Nebraska scholarship program reports demonstrate results

New reports on the Access College Early Scholarship, the Nebraska Opportunity Grant, and the Community College Gap Assistance Program, reviewed by the Coordinating Commission at its January 24, 2019, meeting highlight the value of the programs for providing affordable college access to low-income Nebraska students. 

The Access College Early Scholarship program served 2,456 low-income high school students enrolled in over 3,700 college credit courses in 2017-18 at a cost of $914,907.  The students demonstrated that they were up to the challenge of college-level work as they overwhelmingly received A’s and B’s in their college courses, saving them time and money when they enroll in college and transfer their credits.  Nationally, taking college-level courses while in high school has been shown to lead to higher high school graduation rates, greater rates of enrollment in college, and higher rates of retention after the first year in college.  Research carried out by the Coordinating Commission shows that 84 percent of public high school students who receive Access College Early Scholarships continue to college within a year of graduating from high school compared to 52 percent of low-income students who do not receive the scholarships.
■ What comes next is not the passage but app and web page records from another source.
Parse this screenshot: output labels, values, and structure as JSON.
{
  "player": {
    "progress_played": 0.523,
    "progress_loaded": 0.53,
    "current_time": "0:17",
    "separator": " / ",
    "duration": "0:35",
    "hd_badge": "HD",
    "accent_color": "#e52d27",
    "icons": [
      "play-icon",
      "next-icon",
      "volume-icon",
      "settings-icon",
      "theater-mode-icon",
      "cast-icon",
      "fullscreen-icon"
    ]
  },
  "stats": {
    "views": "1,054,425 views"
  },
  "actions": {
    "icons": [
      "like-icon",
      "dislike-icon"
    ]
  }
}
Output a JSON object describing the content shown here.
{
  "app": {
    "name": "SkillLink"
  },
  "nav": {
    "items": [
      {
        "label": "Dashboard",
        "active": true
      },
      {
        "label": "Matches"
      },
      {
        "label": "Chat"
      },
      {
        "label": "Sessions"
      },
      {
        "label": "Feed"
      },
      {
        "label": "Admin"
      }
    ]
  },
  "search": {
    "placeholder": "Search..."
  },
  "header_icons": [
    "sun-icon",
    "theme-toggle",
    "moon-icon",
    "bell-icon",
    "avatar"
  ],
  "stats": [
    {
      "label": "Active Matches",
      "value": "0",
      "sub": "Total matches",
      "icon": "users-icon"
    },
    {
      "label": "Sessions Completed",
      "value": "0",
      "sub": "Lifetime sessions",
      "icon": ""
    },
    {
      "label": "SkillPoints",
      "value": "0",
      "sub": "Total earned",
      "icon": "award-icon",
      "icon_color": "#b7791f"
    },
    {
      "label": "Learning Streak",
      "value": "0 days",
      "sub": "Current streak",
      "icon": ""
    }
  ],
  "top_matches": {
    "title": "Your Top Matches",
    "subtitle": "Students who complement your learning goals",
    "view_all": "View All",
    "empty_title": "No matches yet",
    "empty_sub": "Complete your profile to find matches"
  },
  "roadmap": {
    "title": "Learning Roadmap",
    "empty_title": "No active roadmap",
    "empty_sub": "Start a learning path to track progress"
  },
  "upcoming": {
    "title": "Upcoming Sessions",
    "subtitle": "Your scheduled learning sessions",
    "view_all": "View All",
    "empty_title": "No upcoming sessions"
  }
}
The Nebraska Opportunity Grant served nearly 13,000 low-income Nebraska undergraduates in 2017-18 with an average award of $1,354.  Students can use the grants, which are awarded through their colleges, to pay for tuition and fees and other college-related expenses at both public and private Nebraska colleges and universities while they pursue certificates, associate’s degrees, and bachelor’s degrees.  Eligibility for Nebraska Opportunity Grants is determined using information students submit on the Free Application for Federal Student Assistance; there is no separate application.  The grant is funded through a combination of $6.7 million from the state’s General fund and $10.7 million from proceeds from the Nebraska Lottery.  The report also points out that only 35.7 percent of the 36,028 eligible students received awards in 2017-18 due to funding constraints.
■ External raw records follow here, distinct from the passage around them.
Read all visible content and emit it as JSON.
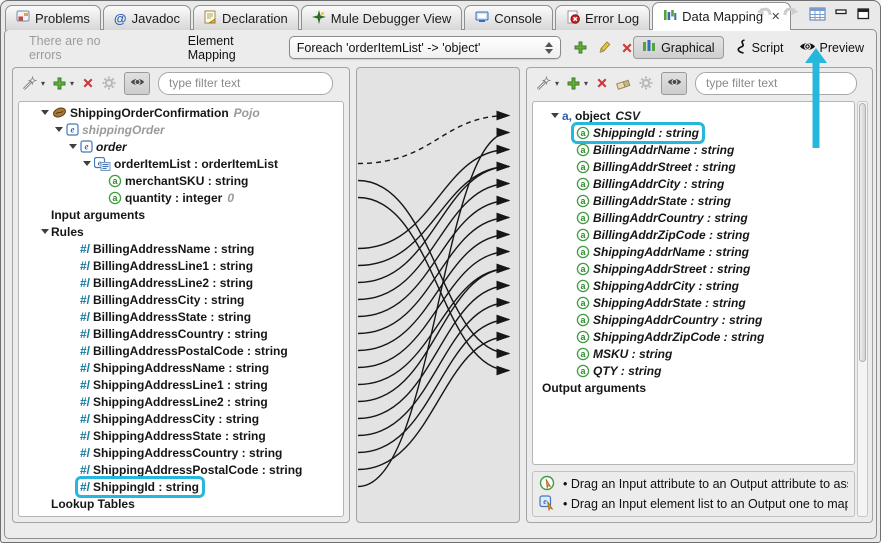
{
  "tabs": [
    {
      "label": "Problems",
      "icon": "problems"
    },
    {
      "label": "Javadoc",
      "icon": "javadoc"
    },
    {
      "label": "Declaration",
      "icon": "declaration"
    },
    {
      "label": "Mule Debugger View",
      "icon": "mule-debugger"
    },
    {
      "label": "Console",
      "icon": "console"
    },
    {
      "label": "Error Log",
      "icon": "error-log"
    },
    {
      "label": "Data Mapping",
      "icon": "data-mapping",
      "active": true,
      "close_glyph": "✕"
    }
  ],
  "toolbar": {
    "status": "There are no errors",
    "element_mapping_label": "Element Mapping",
    "combo_value": "Foreach 'orderItemList' -> 'object'",
    "view_buttons": {
      "graphical": "Graphical",
      "script": "Script",
      "preview": "Preview"
    }
  },
  "input_panel": {
    "filter_placeholder": "type filter text",
    "rows": [
      {
        "id": "L_root",
        "icon": "bean",
        "expander": true,
        "indent": 0,
        "label": "ShippingOrderConfirmation",
        "suffix": "Pojo",
        "suffixCls": "gray-italic"
      },
      {
        "id": "L_shippingOrder",
        "icon": "element",
        "expander": true,
        "indent": 1,
        "label": "shippingOrder",
        "cls": "gray-italic"
      },
      {
        "id": "L_order",
        "icon": "element",
        "expander": true,
        "indent": 2,
        "label": "order",
        "cls": "italic"
      },
      {
        "id": "L_orderItemList",
        "icon": "element-list",
        "expander": true,
        "indent": 3,
        "label": "orderItemList : orderItemList"
      },
      {
        "id": "L_merchantSKU",
        "icon": "attribute",
        "indent": 4,
        "label": "merchantSKU : string"
      },
      {
        "id": "L_quantity",
        "icon": "attribute",
        "indent": 4,
        "label": "quantity : integer",
        "suffix": "0",
        "suffixCls": "gray-italic"
      },
      {
        "id": "L_inputArguments",
        "indent": 0,
        "label": "Input arguments"
      },
      {
        "id": "L_rules",
        "expander": true,
        "indent": 0,
        "label": "Rules"
      },
      {
        "id": "L_BillingAddressName",
        "icon": "rule",
        "indent": 2,
        "label": "BillingAddressName : string"
      },
      {
        "id": "L_BillingAddressLine1",
        "icon": "rule",
        "indent": 2,
        "label": "BillingAddressLine1 : string"
      },
      {
        "id": "L_BillingAddressLine2",
        "icon": "rule",
        "indent": 2,
        "label": "BillingAddressLine2 : string"
      },
      {
        "id": "L_BillingAddressCity",
        "icon": "rule",
        "indent": 2,
        "label": "BillingAddressCity : string"
      },
      {
        "id": "L_BillingAddressState",
        "icon": "rule",
        "indent": 2,
        "label": "BillingAddressState : string"
      },
      {
        "id": "L_BillingAddressCountry",
        "icon": "rule",
        "indent": 2,
        "label": "BillingAddressCountry : string"
      },
      {
        "id": "L_BillingAddressPostalCode",
        "icon": "rule",
        "indent": 2,
        "label": "BillingAddressPostalCode : string"
      },
      {
        "id": "L_ShippingAddressName",
        "icon": "rule",
        "indent": 2,
        "label": "ShippingAddressName : string"
      },
      {
        "id": "L_ShippingAddressLine1",
        "icon": "rule",
        "indent": 2,
        "label": "ShippingAddressLine1 : string"
      },
      {
        "id": "L_ShippingAddressLine2",
        "icon": "rule",
        "indent": 2,
        "label": "ShippingAddressLine2 : string"
      },
      {
        "id": "L_ShippingAddressCity",
        "icon": "rule",
        "indent": 2,
        "label": "ShippingAddressCity : string"
      },
      {
        "id": "L_ShippingAddressState",
        "icon": "rule",
        "indent": 2,
        "label": "ShippingAddressState : string"
      },
      {
        "id": "L_ShippingAddressCountry",
        "icon": "rule",
        "indent": 2,
        "label": "ShippingAddressCountry : string"
      },
      {
        "id": "L_ShippingAddressPostalCode",
        "icon": "rule",
        "indent": 2,
        "label": "ShippingAddressPostalCode : string"
      },
      {
        "id": "L_ShippingId",
        "icon": "rule",
        "indent": 2,
        "label": "ShippingId : string",
        "hl": true
      },
      {
        "id": "L_lookupTables",
        "indent": 0,
        "label": "Lookup Tables"
      }
    ]
  },
  "output_panel": {
    "filter_placeholder": "type filter text",
    "rows": [
      {
        "id": "R_object",
        "icon": "attr-group",
        "expander": true,
        "indent": 0,
        "label": "object",
        "suffix": "CSV",
        "suffixCls": "italic"
      },
      {
        "id": "R_ShippingId",
        "icon": "attribute",
        "indent": 1,
        "label": "ShippingId : string",
        "cls": "italic",
        "hl": true
      },
      {
        "id": "R_BillingAddrName",
        "icon": "attribute",
        "indent": 1,
        "label": "BillingAddrName : string",
        "cls": "italic"
      },
      {
        "id": "R_BillingAddrStreet",
        "icon": "attribute",
        "indent": 1,
        "label": "BillingAddrStreet : string",
        "cls": "italic"
      },
      {
        "id": "R_BillingAddrCity",
        "icon": "attribute",
        "indent": 1,
        "label": "BillingAddrCity : string",
        "cls": "italic"
      },
      {
        "id": "R_BillingAddrState",
        "icon": "attribute",
        "indent": 1,
        "label": "BillingAddrState : string",
        "cls": "italic"
      },
      {
        "id": "R_BillingAddrCountry",
        "icon": "attribute",
        "indent": 1,
        "label": "BillingAddrCountry : string",
        "cls": "italic"
      },
      {
        "id": "R_BillingAddrZipCode",
        "icon": "attribute",
        "indent": 1,
        "label": "BillingAddrZipCode : string",
        "cls": "italic"
      },
      {
        "id": "R_ShippingAddrName",
        "icon": "attribute",
        "indent": 1,
        "label": "ShippingAddrName : string",
        "cls": "italic"
      },
      {
        "id": "R_ShippingAddrStreet",
        "icon": "attribute",
        "indent": 1,
        "label": "ShippingAddrStreet : string",
        "cls": "italic"
      },
      {
        "id": "R_ShippingAddrCity",
        "icon": "attribute",
        "indent": 1,
        "label": "ShippingAddrCity : string",
        "cls": "italic"
      },
      {
        "id": "R_ShippingAddrState",
        "icon": "attribute",
        "indent": 1,
        "label": "ShippingAddrState : string",
        "cls": "italic"
      },
      {
        "id": "R_ShippingAddrCountry",
        "icon": "attribute",
        "indent": 1,
        "label": "ShippingAddrCountry : string",
        "cls": "italic"
      },
      {
        "id": "R_ShippingAddrZipCode",
        "icon": "attribute",
        "indent": 1,
        "label": "ShippingAddrZipCode : string",
        "cls": "italic"
      },
      {
        "id": "R_MSKU",
        "icon": "attribute",
        "indent": 1,
        "label": "MSKU : string",
        "cls": "italic"
      },
      {
        "id": "R_QTY",
        "icon": "attribute",
        "indent": 1,
        "label": "QTY : string",
        "cls": "italic"
      },
      {
        "id": "R_outputArguments",
        "indent": 0,
        "flush": true,
        "label": "Output arguments"
      }
    ],
    "hints": [
      {
        "icon": "hint-attribute",
        "text": "• Drag an Input attribute to an Output attribute to assig"
      },
      {
        "icon": "hint-element",
        "text": "• Drag an Input element list to an Output one to map th"
      }
    ]
  },
  "connections": [
    {
      "from": "L_orderItemList",
      "to": "R_object",
      "dashed": true
    },
    {
      "from": "L_merchantSKU",
      "to": "R_MSKU"
    },
    {
      "from": "L_quantity",
      "to": "R_QTY"
    },
    {
      "from": "L_BillingAddressName",
      "to": "R_BillingAddrName"
    },
    {
      "from": "L_BillingAddressLine1",
      "to": "R_BillingAddrStreet"
    },
    {
      "from": "L_BillingAddressLine2",
      "to": "R_BillingAddrStreet"
    },
    {
      "from": "L_BillingAddressCity",
      "to": "R_BillingAddrCity"
    },
    {
      "from": "L_BillingAddressState",
      "to": "R_BillingAddrState"
    },
    {
      "from": "L_BillingAddressCountry",
      "to": "R_BillingAddrCountry"
    },
    {
      "from": "L_BillingAddressPostalCode",
      "to": "R_BillingAddrZipCode"
    },
    {
      "from": "L_ShippingAddressName",
      "to": "R_ShippingAddrName"
    },
    {
      "from": "L_ShippingAddressLine1",
      "to": "R_ShippingAddrStreet"
    },
    {
      "from": "L_ShippingAddressLine2",
      "to": "R_ShippingAddrStreet"
    },
    {
      "from": "L_ShippingAddressCity",
      "to": "R_ShippingAddrCity"
    },
    {
      "from": "L_ShippingAddressState",
      "to": "R_ShippingAddrState"
    },
    {
      "from": "L_ShippingAddressCountry",
      "to": "R_ShippingAddrCountry"
    },
    {
      "from": "L_ShippingAddressPostalCode",
      "to": "R_ShippingAddrZipCode"
    },
    {
      "from": "L_ShippingId",
      "to": "R_ShippingId"
    }
  ],
  "annotations": {
    "highlight_color": "#27b7dc"
  }
}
In 2017-18, its second year of operation, the Community College Gap Assistance Program served 178 low-income students enrolled in non-credit training programs in in-demand occupations at Nebraska’s community colleges.  The program covers tuition, direct training costs, required books and equipment, and fees – including fees for industry testing services and background check services --  for Nebraska residents with a family income at or below 250% of federal poverty guidelines.  Students can select from 349 programs in 12 in-demand occupational areas. Top in-demand programs completed by students in 2017-18 were in transportation, warehousing, and logistics; construction; health services; and precision metals manufacturing.